▶ [How to complete this task]:
Down to the last line, restate the records word for word, but not the pictures.

▶ [Material for the task]:

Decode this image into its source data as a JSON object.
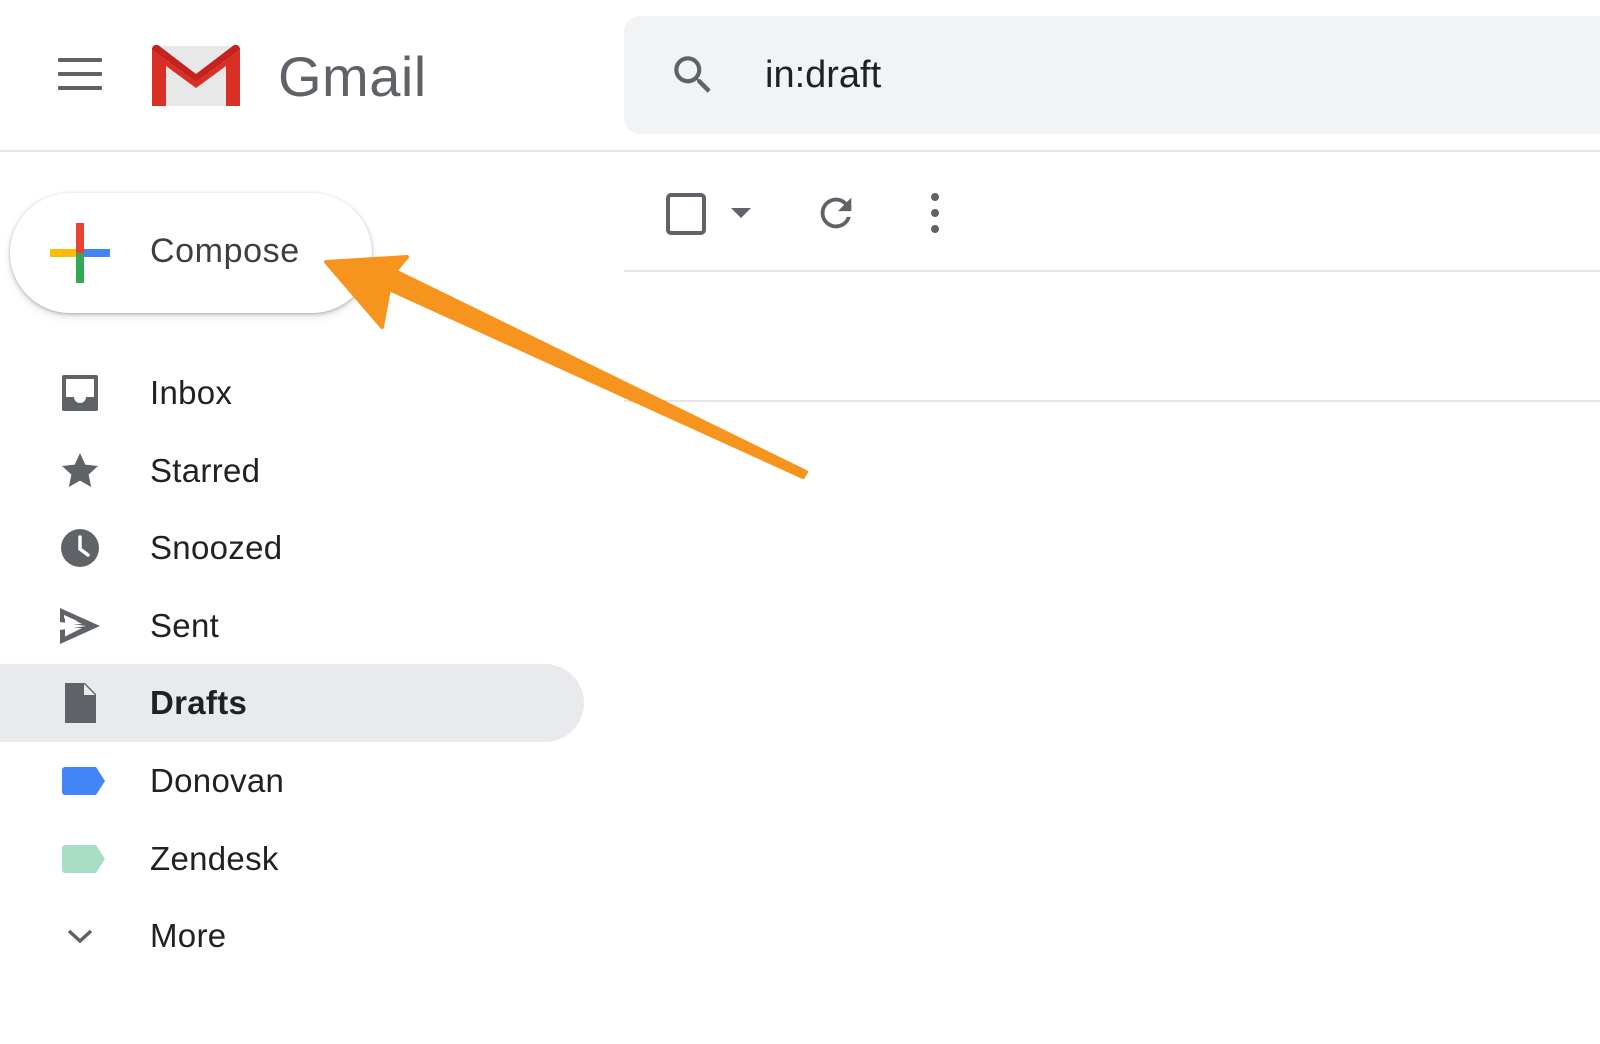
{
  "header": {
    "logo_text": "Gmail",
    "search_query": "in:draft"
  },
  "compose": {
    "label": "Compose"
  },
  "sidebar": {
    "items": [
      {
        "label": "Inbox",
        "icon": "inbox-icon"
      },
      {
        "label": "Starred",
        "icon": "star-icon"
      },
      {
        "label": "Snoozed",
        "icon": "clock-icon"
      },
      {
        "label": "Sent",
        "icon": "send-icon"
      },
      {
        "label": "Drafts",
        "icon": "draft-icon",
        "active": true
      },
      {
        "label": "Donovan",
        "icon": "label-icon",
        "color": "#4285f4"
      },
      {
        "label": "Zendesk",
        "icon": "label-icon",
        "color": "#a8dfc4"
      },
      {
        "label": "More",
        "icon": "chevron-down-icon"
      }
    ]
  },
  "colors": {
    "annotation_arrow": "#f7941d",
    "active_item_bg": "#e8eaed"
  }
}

▶ [Answer box]:
Decode this image into its source data as a JSON object.
{
  "header": {
    "logo_text": "Gmail",
    "search_query": "in:draft"
  },
  "compose": {
    "label": "Compose"
  },
  "sidebar": {
    "items": [
      {
        "label": "Inbox",
        "icon": "inbox-icon"
      },
      {
        "label": "Starred",
        "icon": "star-icon"
      },
      {
        "label": "Snoozed",
        "icon": "clock-icon"
      },
      {
        "label": "Sent",
        "icon": "send-icon"
      },
      {
        "label": "Drafts",
        "icon": "draft-icon",
        "active": true
      },
      {
        "label": "Donovan",
        "icon": "label-icon",
        "color": "#4285f4"
      },
      {
        "label": "Zendesk",
        "icon": "label-icon",
        "color": "#a8dfc4"
      },
      {
        "label": "More",
        "icon": "chevron-down-icon"
      }
    ]
  },
  "colors": {
    "annotation_arrow": "#f7941d",
    "active_item_bg": "#e8eaed"
  }
}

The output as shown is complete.